DATA Block Start
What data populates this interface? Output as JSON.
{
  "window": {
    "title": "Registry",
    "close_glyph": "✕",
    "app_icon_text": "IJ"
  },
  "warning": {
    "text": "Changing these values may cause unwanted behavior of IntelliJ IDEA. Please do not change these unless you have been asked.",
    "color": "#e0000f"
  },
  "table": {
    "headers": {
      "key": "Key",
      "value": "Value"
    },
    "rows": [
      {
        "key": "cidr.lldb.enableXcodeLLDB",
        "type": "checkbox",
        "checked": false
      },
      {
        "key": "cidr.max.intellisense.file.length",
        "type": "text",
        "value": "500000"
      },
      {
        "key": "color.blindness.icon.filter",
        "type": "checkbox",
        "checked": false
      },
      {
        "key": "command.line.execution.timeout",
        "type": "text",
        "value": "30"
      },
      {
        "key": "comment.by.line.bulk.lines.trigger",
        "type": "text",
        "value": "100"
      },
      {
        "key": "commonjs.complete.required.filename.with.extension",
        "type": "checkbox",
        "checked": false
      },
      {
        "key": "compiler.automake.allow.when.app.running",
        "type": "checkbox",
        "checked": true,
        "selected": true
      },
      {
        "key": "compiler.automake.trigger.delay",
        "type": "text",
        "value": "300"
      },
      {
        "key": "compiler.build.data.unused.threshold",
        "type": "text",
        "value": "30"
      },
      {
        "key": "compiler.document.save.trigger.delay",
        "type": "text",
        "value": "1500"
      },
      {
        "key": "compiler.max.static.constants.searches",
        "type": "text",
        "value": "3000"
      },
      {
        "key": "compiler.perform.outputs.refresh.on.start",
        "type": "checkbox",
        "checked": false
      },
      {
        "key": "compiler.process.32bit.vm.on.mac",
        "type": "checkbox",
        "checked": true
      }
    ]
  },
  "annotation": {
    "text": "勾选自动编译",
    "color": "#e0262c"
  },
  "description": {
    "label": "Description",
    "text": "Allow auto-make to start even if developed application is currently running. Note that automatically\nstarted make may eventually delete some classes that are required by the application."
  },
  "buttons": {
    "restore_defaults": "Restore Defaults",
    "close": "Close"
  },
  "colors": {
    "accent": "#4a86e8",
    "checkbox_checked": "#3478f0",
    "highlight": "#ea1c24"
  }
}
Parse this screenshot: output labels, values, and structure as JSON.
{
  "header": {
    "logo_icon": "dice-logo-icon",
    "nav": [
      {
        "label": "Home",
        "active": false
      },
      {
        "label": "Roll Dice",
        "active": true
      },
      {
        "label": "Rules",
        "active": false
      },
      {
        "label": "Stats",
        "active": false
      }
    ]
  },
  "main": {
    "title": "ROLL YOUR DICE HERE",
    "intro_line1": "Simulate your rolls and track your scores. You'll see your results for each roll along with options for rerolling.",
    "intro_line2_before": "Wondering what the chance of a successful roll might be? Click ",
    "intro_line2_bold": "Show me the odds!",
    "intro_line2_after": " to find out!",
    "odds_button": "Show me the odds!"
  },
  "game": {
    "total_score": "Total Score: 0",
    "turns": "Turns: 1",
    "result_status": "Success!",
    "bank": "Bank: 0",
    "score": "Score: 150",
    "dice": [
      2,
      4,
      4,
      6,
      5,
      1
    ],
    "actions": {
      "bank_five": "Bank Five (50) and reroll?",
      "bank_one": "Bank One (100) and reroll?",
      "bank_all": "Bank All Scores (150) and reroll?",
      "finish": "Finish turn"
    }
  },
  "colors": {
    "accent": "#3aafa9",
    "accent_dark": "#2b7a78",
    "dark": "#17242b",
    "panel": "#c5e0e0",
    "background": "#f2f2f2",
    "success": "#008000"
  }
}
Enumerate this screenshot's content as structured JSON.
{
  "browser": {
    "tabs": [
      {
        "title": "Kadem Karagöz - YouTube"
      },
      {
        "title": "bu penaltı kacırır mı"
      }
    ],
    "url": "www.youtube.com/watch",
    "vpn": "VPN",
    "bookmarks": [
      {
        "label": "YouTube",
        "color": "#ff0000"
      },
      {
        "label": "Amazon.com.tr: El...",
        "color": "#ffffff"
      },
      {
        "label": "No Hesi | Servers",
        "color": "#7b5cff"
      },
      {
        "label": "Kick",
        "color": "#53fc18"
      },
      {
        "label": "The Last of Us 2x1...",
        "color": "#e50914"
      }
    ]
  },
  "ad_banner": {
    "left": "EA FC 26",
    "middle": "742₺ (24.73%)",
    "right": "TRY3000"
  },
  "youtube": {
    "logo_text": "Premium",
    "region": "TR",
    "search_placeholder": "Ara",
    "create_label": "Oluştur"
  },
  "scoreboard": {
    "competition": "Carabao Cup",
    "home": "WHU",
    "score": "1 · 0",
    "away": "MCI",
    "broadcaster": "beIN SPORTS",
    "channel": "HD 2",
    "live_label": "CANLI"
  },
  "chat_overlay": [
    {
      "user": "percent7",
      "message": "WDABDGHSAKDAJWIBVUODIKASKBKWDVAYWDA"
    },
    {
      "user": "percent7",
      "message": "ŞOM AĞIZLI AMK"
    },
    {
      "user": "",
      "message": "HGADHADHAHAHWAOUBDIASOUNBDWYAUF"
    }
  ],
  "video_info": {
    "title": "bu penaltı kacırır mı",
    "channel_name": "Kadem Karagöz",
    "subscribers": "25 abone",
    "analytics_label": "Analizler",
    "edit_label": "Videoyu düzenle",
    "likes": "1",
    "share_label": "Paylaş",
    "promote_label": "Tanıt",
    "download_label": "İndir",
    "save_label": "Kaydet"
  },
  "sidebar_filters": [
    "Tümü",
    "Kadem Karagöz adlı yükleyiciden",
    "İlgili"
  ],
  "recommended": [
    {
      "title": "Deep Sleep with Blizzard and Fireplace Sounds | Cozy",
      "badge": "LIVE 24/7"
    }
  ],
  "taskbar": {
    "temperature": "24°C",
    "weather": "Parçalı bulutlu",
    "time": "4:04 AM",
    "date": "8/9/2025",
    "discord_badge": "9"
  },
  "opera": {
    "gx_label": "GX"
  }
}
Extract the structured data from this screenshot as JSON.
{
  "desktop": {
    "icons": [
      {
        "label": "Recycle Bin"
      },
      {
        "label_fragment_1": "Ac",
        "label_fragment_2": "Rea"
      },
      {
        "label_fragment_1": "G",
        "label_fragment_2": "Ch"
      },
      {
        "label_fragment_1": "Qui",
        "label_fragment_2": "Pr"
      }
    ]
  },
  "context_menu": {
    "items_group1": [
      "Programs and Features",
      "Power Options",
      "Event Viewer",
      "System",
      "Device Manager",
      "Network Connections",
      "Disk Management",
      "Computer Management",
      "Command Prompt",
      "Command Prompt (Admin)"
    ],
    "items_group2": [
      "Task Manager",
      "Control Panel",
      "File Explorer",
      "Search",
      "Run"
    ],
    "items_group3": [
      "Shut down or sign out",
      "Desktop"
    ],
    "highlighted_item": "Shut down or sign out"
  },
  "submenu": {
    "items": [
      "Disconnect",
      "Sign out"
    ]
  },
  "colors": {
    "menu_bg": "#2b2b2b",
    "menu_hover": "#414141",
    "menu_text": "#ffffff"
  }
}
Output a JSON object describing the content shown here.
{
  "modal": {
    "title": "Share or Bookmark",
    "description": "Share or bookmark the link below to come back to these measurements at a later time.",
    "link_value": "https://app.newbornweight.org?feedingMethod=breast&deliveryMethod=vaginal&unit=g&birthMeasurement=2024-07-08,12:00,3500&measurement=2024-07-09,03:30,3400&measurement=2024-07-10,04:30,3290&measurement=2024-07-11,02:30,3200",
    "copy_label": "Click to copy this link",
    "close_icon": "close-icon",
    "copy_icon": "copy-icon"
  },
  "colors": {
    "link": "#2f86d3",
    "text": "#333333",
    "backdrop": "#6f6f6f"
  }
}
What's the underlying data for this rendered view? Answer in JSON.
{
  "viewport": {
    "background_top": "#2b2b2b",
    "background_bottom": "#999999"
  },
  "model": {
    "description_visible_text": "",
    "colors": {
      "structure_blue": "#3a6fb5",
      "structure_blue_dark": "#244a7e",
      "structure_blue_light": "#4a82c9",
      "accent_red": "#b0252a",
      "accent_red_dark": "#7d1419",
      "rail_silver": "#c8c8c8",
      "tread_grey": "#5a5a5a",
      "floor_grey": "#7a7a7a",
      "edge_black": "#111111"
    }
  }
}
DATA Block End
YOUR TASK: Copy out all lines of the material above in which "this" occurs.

RESULT BELOW:
What data populates this interface? Output as JSON.
Parse this screenshot: output labels, values, and structure as JSON.
Enumerate this screenshot's content as structured JSON.
Extract the structured data from this screenshot as JSON.
    "copy_label": "Click to copy this link",
What's the underlying data for this rendered view? Answer in JSON.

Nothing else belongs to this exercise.